I got into crypto trading during the 2017 bubble. I was fascinated by the space and to really learn about cryptos you really need to get your hands dirty. So I opened an account (complicated back then) and invested speculated a little bit of money just to see what would happen.
I opened an account with Coinbase at first. It was the most accessible in Canada but it had drawbacks. Fees were expensive and you didn’t have access to most cryptos. There was Bitcoin and another one back then. I’m sure it’s different now. I made a little bit of money with Bitcoin and then transferred to an exchange called QuadrigaCX. It was highly recommended in Canada. Fees were lower, better relations with bank, and access to many different type of cryptos. I sold Bitcoin and bought some Ethereum and triple my money in a month. And that’s the last good part of that story because it all south from here.
I eventually got bored and moved on to other stuff. Then the bubble burst and I lost 75% of my value. Mistake #1: when you are up in gambling take you gains. Mistake #2: because my Ethereum were basically worthless at the time I didn’t care much and left them on the exchange instead of having it on a drive. The exchange, QuadrigaCX, bankrupted and the founder allegedly die in India. He used the company/money/crypto as a personal expense vehicle and was living it up. His wife says that everything was on his laptop and she doesn’t have the password. And without a key you don’t have access to the cryptos. The whole story is very controversial and is still under investigation.
The kick a guy when he’s down part: Ethereum is about 10x when where I bough it and I can’t have them. Coinbase is still around and filing for an IPO soon.
Anyway if somebody sees the QuadrigaCX founder please let me know, I would like a chat.
Super Bowl LV
Is this going to be the greatest Super Bowl ever? The expectations are going to be high. As Super Bowl matchups go, it doesn’t get much better than Tom Brady vs. Patrick Mahomes. The GOAT vs the Kid. One is 43 and the other is 25 years old. That’s a 18 year gap. That’s like 6 average NFL career. It’s also weird that the Patriots are not there.
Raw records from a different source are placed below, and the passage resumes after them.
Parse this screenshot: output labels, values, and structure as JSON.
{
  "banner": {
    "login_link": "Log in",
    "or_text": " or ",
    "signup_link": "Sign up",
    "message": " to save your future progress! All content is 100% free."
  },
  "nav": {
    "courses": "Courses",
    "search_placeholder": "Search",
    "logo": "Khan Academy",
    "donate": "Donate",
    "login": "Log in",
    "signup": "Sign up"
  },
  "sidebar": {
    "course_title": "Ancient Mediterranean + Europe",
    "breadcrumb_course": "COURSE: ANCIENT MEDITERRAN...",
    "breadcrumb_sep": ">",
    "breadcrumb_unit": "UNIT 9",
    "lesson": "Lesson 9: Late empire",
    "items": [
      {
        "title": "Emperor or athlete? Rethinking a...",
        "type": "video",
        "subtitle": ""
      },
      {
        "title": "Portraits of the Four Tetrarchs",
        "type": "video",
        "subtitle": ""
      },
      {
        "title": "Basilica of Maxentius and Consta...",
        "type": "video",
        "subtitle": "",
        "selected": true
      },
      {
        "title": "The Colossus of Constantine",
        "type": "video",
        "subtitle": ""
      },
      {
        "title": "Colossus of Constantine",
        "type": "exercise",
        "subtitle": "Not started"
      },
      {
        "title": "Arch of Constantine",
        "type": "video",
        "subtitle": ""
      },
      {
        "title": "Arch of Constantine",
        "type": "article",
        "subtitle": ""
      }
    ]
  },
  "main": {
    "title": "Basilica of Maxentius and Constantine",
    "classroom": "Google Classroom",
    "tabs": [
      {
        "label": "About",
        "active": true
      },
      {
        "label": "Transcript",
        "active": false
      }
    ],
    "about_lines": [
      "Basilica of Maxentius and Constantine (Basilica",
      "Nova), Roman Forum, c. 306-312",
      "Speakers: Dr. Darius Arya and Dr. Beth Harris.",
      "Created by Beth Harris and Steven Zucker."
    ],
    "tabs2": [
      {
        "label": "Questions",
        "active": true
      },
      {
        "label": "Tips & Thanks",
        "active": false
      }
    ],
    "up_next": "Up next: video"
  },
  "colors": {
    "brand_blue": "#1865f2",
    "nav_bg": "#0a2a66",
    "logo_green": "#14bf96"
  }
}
I’m going with the Chiefs. The line is 3 points and Chiefs are favorite. The over/under is 56.5.
This is Tom Brady’s 10th Super Bowl appearance and this time on a different team at 43 years old. Just writing that was weird. The guy still competes at the highest level. It seems like he’s getting better. How is the even possible? I mean aren’t you tired of getting sacked by monsters? He should be broken.
Hockey is back and Canada has its own division, the North. Montreal Canadiens will grab the top spot.
Article by Brian Langis